After the video game crash of the early 1980s, Nintendo was able to dominate the video game market with its original Nintendo Entertainment System until the Sega Genesis was released in 1989. The Genesis was part of a wave of the first 16-bit game systems released that also included the TurboGrafix 16, Neo Geo, and the Super Nintendo.
The Genesis initially competed with Nintendo's 8-bit system and had trouble selling in both the U.S. and Japan. Sega of America made a smart move by dropping the price of the system and including with the system its own Mario-type mascot in the form of Sonic the Hedgehog. Sega also went head to head in print and TV ads with Nintendo, showing off the quality of the Genesis next to the NES, and the Genesis finally took off. The biggest test, however, was to compete with Nintendo's 16-bit giant, the Super Nintendo Entertainment System (SNES) which was released in 1992. Sega had a big advantage due to a two-year head start with its Genesis and a slew of games including big entertainment names like Michael Jackson and sports giants like Joe Montana, Arnold Palmer and Mario Lemieux. Having been labeled the "cooler" game system through marketing, the Sega Genesis had almost 50 percent of the gaming market in 1992 and owned the video game market through 1993. From that point, Sega started losing market share to Nintendo, which was releasing some fantastic games. To compete with the Super Nintendo, Sega introduced the Sega CD late in 1993.

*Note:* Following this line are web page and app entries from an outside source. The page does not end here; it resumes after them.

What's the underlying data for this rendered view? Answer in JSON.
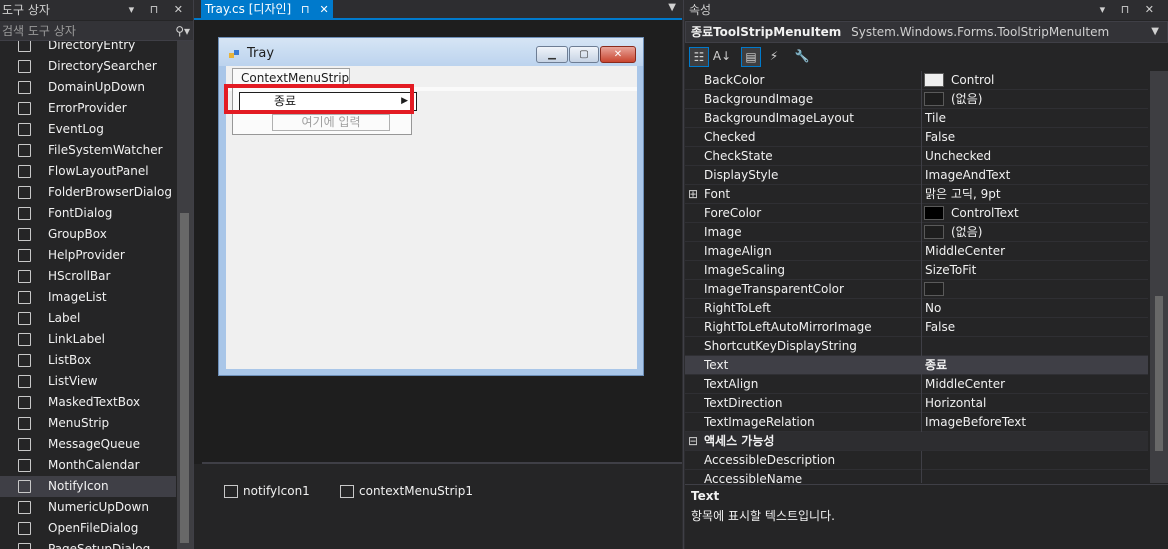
{
  "toolbox": {
    "title": "도구 상자",
    "title_icons": "▾ ⊓ ✕",
    "search_placeholder": "검색 도구 상자",
    "items": [
      {
        "label": "DirectoryEntry",
        "icon": "directory-entry-icon"
      },
      {
        "label": "DirectorySearcher",
        "icon": "directory-searcher-icon"
      },
      {
        "label": "DomainUpDown",
        "icon": "domain-updown-icon"
      },
      {
        "label": "ErrorProvider",
        "icon": "error-provider-icon"
      },
      {
        "label": "EventLog",
        "icon": "event-log-icon"
      },
      {
        "label": "FileSystemWatcher",
        "icon": "file-system-watcher-icon"
      },
      {
        "label": "FlowLayoutPanel",
        "icon": "flow-layout-panel-icon"
      },
      {
        "label": "FolderBrowserDialog",
        "icon": "folder-browser-dialog-icon"
      },
      {
        "label": "FontDialog",
        "icon": "font-dialog-icon"
      },
      {
        "label": "GroupBox",
        "icon": "group-box-icon"
      },
      {
        "label": "HelpProvider",
        "icon": "help-provider-icon"
      },
      {
        "label": "HScrollBar",
        "icon": "hscrollbar-icon"
      },
      {
        "label": "ImageList",
        "icon": "image-list-icon"
      },
      {
        "label": "Label",
        "icon": "label-icon"
      },
      {
        "label": "LinkLabel",
        "icon": "link-label-icon"
      },
      {
        "label": "ListBox",
        "icon": "list-box-icon"
      },
      {
        "label": "ListView",
        "icon": "list-view-icon"
      },
      {
        "label": "MaskedTextBox",
        "icon": "masked-text-box-icon"
      },
      {
        "label": "MenuStrip",
        "icon": "menu-strip-icon"
      },
      {
        "label": "MessageQueue",
        "icon": "message-queue-icon"
      },
      {
        "label": "MonthCalendar",
        "icon": "month-calendar-icon"
      },
      {
        "label": "NotifyIcon",
        "icon": "notify-icon-icon"
      },
      {
        "label": "NumericUpDown",
        "icon": "numeric-updown-icon"
      },
      {
        "label": "OpenFileDialog",
        "icon": "open-file-dialog-icon"
      },
      {
        "label": "PageSetupDialog",
        "icon": "page-setup-dialog-icon"
      }
    ],
    "selected_index": 21
  },
  "designer": {
    "tab_label": "Tray.cs [디자인]",
    "tab_pin": "⊓",
    "tab_close": "✕",
    "form": {
      "title": "Tray",
      "context_menu_strip": "ContextMenuStrip",
      "menu_item": "종료",
      "type_here": "여기에 입력"
    },
    "tray_components": [
      {
        "label": "notifyIcon1",
        "icon": "notify-icon-component-icon"
      },
      {
        "label": "contextMenuStrip1",
        "icon": "context-menu-strip-component-icon"
      }
    ]
  },
  "properties": {
    "title": "속성",
    "object_name": "종료ToolStripMenuItem",
    "object_type": "System.Windows.Forms.ToolStripMenuItem",
    "rows": [
      {
        "name": "BackColor",
        "value": "Control",
        "swatch": "#f0f0f0"
      },
      {
        "name": "BackgroundImage",
        "value": "(없음)",
        "swatch": "#1e1e1e"
      },
      {
        "name": "BackgroundImageLayout",
        "value": "Tile"
      },
      {
        "name": "Checked",
        "value": "False"
      },
      {
        "name": "CheckState",
        "value": "Unchecked"
      },
      {
        "name": "DisplayStyle",
        "value": "ImageAndText"
      },
      {
        "name": "Font",
        "value": "맑은 고딕, 9pt",
        "expander": "⊞"
      },
      {
        "name": "ForeColor",
        "value": "ControlText",
        "swatch": "#000000"
      },
      {
        "name": "Image",
        "value": "(없음)",
        "swatch": "#1e1e1e"
      },
      {
        "name": "ImageAlign",
        "value": "MiddleCenter"
      },
      {
        "name": "ImageScaling",
        "value": "SizeToFit"
      },
      {
        "name": "ImageTransparentColor",
        "value": "",
        "swatch": "#1e1e1e"
      },
      {
        "name": "RightToLeft",
        "value": "No"
      },
      {
        "name": "RightToLeftAutoMirrorImage",
        "value": "False"
      },
      {
        "name": "ShortcutKeyDisplayString",
        "value": ""
      },
      {
        "name": "Text",
        "value": "종료",
        "bold": true,
        "selected": true
      },
      {
        "name": "TextAlign",
        "value": "MiddleCenter"
      },
      {
        "name": "TextDirection",
        "value": "Horizontal"
      },
      {
        "name": "TextImageRelation",
        "value": "ImageBeforeText"
      },
      {
        "name": "액세스 가능성",
        "value": "",
        "category": true,
        "expander": "⊟"
      },
      {
        "name": "AccessibleDescription",
        "value": ""
      },
      {
        "name": "AccessibleName",
        "value": ""
      }
    ],
    "description_title": "Text",
    "description_text": "항목에 표시할 텍스트입니다."
  }
}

Despite the hype and the fact that it was the first CD drive for a mass-market game system, it ended up selling poorly due to its $200-dollar price tag. The software for the Sega CD was also quite disappointing. While there were a few quality games, most of the titles were ports from the cartridge versions with Redbook CD audio. With only the Sega CD to sell through Christmas of 1993, Nintendo came out on top that year. In the summer of 1994 Sega launched yet another add-on to the Genesis with the 32X. This feature plugged into the top of the Genesis and allowed you to play 32-bit games and regular Genesis games. This was a poor attempt to jump into the next generation of games and also hurt the success of Sega's own true 32-bit machine, the Sega Saturn.
By 1995, Sega had its hands full with supporting five different consoles and two add-ons including the Genesis, Saturn, Game Gear, Pico, 32X, Sega CD, and its old 8 bit Master system. This proved to be too much for Sega and they slowly dropped out of the gaming market. By 1997, Sega licensed the Genesis to a company called Majesco and they re-released the Genesis console in a second and third version. Majesco started re-selling millions of unsold game carts at budget-bin prices.

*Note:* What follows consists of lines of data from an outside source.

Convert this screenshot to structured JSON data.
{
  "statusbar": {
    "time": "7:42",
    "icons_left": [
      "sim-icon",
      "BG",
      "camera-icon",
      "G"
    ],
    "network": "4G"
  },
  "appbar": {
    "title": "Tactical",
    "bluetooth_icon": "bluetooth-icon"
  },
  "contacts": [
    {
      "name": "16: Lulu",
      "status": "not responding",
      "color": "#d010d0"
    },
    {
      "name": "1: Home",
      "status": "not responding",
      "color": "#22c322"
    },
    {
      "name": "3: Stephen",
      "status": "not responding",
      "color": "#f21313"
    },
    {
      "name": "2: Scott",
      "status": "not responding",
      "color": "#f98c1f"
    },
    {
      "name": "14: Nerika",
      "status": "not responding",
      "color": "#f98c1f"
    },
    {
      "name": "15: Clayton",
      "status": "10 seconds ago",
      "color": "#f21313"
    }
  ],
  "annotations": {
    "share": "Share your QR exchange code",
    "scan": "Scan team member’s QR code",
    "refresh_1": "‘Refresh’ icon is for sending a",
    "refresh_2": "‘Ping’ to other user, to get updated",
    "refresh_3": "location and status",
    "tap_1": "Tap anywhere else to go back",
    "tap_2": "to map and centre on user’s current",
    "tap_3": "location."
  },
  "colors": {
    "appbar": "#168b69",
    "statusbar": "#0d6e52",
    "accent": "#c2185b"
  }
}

The Sega Genesis had some really great games including the Sonic the Hedgehog series, EA Sports titles such as the original Madden Football, RPG favorites Phantasy Star and Shining Force. Even today, people hunt down the Genesis system and games on eBay and used game stores. Some Genesis games can be downloaded through formal rival Nintendo's Wii system. After the failure of Sega's last system, the Sega Dreamcast, the company now is a shadow of its former self and only makes games for the current generation platforms. Even though the Genesis is history, it will always be retro cool.
Release: 1989. Retail: $199.99 (release) $79.99 (Last retail price). Units Sold: 29 million worldwide. Lifespan: 1989-1997